It may be that 2019 was the best year for ’90s metal since, well, 1999. Bands from the decade of Judgment Night re-emerged with new creative twists and tweaks: Tool stretched out into polyrhythmic madness, Korn bludgeoned with more extreme and raw despair, Slipknot added a new drummer (Max Weinberg’s kid!) who gave them a new groove, and Rammstein wrote an anti-fascism anthem that caused controversy in Germany (and hit No. 1 there too). Elsewhere, icons of the era returned in unique ways: Nine Inch Nails’ Trent Reznor scored a superhero TV series, Primus’ Les Claypool teamed up with Sean Lennon for some quirky psych rock, and Faith No More’s Mike Patton made an avant-decadent LP with ’70s soundtrack king Jean-Claude Vannier. Finally, the soaring voice of Linkin Park’s Chester Bennington returned for a moment thanks to Lamb of God guitarist Mark Morton, who released a song they recorded together in 2017.

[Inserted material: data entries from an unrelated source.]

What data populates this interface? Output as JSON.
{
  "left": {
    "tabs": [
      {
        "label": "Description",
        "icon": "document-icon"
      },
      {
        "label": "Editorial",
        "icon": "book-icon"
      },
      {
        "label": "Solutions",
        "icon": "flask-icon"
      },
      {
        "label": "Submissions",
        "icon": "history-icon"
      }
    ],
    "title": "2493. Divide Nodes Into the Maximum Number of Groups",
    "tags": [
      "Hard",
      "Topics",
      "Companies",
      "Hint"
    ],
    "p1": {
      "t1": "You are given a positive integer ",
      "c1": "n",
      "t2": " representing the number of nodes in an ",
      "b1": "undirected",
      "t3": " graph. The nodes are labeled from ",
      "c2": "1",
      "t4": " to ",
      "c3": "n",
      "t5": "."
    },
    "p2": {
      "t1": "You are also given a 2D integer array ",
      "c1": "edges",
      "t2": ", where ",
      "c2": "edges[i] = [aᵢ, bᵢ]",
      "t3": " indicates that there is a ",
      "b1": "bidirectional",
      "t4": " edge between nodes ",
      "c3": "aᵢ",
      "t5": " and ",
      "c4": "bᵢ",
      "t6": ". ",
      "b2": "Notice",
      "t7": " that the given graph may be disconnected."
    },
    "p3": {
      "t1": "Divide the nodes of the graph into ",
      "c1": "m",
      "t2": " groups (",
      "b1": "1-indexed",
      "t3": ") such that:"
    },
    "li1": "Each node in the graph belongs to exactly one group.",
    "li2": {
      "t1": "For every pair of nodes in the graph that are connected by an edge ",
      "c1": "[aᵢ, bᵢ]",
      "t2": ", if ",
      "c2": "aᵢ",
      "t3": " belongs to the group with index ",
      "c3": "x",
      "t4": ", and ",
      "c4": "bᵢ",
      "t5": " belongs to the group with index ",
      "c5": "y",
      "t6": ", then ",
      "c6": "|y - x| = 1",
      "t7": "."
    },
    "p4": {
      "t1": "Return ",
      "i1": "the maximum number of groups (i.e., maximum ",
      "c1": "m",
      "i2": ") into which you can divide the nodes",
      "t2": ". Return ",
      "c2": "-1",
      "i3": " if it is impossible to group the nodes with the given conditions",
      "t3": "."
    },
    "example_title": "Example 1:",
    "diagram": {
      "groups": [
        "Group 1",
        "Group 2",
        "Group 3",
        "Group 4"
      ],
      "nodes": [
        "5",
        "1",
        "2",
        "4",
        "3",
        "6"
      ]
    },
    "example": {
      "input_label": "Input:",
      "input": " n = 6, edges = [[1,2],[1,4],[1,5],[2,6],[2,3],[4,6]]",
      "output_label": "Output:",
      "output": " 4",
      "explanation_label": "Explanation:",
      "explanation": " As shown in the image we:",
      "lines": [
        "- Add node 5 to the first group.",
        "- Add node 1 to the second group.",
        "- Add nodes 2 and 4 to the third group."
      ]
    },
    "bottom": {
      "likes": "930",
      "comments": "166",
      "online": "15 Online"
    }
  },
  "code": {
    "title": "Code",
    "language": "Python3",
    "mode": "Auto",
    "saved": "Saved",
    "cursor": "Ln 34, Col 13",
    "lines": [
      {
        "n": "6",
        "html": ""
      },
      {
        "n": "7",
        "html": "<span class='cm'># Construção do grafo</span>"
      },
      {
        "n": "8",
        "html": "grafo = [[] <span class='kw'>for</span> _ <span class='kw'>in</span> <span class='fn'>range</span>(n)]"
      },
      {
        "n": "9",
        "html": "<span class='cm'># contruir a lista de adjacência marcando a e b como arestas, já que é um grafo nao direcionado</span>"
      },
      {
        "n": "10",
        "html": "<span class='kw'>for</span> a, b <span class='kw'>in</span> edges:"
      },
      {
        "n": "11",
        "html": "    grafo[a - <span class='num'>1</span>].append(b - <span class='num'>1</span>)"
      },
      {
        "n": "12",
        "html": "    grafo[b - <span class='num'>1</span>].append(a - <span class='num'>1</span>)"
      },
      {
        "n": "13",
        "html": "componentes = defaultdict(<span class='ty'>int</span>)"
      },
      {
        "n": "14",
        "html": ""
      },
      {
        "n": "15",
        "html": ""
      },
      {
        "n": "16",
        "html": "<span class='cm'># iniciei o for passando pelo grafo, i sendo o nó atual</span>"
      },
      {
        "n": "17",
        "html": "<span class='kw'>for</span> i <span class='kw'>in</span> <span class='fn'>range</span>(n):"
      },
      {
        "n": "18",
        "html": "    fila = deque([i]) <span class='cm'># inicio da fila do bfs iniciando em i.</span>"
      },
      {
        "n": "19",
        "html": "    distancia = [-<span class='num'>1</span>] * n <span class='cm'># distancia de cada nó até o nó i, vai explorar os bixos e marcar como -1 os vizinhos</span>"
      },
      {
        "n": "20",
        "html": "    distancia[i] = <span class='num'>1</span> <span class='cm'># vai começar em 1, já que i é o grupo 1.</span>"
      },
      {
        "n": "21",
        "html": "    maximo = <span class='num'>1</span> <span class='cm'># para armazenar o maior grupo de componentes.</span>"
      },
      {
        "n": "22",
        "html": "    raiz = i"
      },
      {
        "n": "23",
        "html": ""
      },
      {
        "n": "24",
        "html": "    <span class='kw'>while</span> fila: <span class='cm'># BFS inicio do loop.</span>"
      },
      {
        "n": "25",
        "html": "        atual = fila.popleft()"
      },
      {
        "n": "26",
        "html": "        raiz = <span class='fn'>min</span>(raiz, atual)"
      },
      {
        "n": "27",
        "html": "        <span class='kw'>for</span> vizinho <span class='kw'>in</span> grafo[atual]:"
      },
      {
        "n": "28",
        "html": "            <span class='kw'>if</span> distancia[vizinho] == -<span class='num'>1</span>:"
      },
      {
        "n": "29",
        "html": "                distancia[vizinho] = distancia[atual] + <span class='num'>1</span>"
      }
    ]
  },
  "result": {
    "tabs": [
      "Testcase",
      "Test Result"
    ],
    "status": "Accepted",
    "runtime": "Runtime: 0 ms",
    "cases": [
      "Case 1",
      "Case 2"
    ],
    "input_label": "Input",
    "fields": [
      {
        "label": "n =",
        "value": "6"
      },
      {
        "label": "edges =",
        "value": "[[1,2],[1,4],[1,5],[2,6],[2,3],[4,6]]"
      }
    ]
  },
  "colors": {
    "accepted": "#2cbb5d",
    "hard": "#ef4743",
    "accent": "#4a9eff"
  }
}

Taking a look at the playlists for my show on Boston’s WZBC might give the more seasoned college-radio listener a bit of déjà vu: They’re filled with bands like Versus, Team Dresch, and Sleater-Kinney, who were at the top of the CMJ charts back in the ’90s. But the records they released in 2019 turned out to be some of the year’s best rock. Versus, whose Ex Nihilo EP and Ex Voto full-length were part of a creative run for leader Richard Baluyut that also included a tour by his pre-Versus outfit Flower and his 2000s band +/-, put out a lot of beautifully thrashy rock; Team Dresch returned with all cylinders blazing and singers Jody Bleyle and Kaia Wilson wailing their hearts out on “Your Hands My Pockets”; and Sleater-Kinney confronted middle age head-on with their examination of finding one’s footing, The Center Won’t Hold.Italian guitar heroes Uzeda—who have been putting out proggy, riff-heavy music for three-plus decades—released their first record in 13 years, the blistering Quocumque jerceris stabit; Imperial Teen, led by Faith No More multi-instrumentalist Roddy Bottum, kept the weird hooks coming with Now We Are Timeless; and high-concept Californians That Dog capped off a year of reissues with Old LP, their first album since 1997. Juliana Hatfield continued the creative tear she’s been on this decade with two albums: Weird, a collection of hooky, twisty songs that tackle alienation with searing wit, and Juliana Hatfield Sings the Police, her tribute record to the dubby New Wave chart heroes (in the spirit of the salute to Olivia Newton-John she released in 2018). And our playlist finishes with Mary Timony, formerly of the gnarled rockers Helium and currently part of the power trio Ex Hex, paying tribute to her former Autoclave bandmate Christina Billotte via an Ex Hex take on “What Kind of Monster Are You?,” one of the signature songs by Billotte’s ’90s triple threat Slant 6.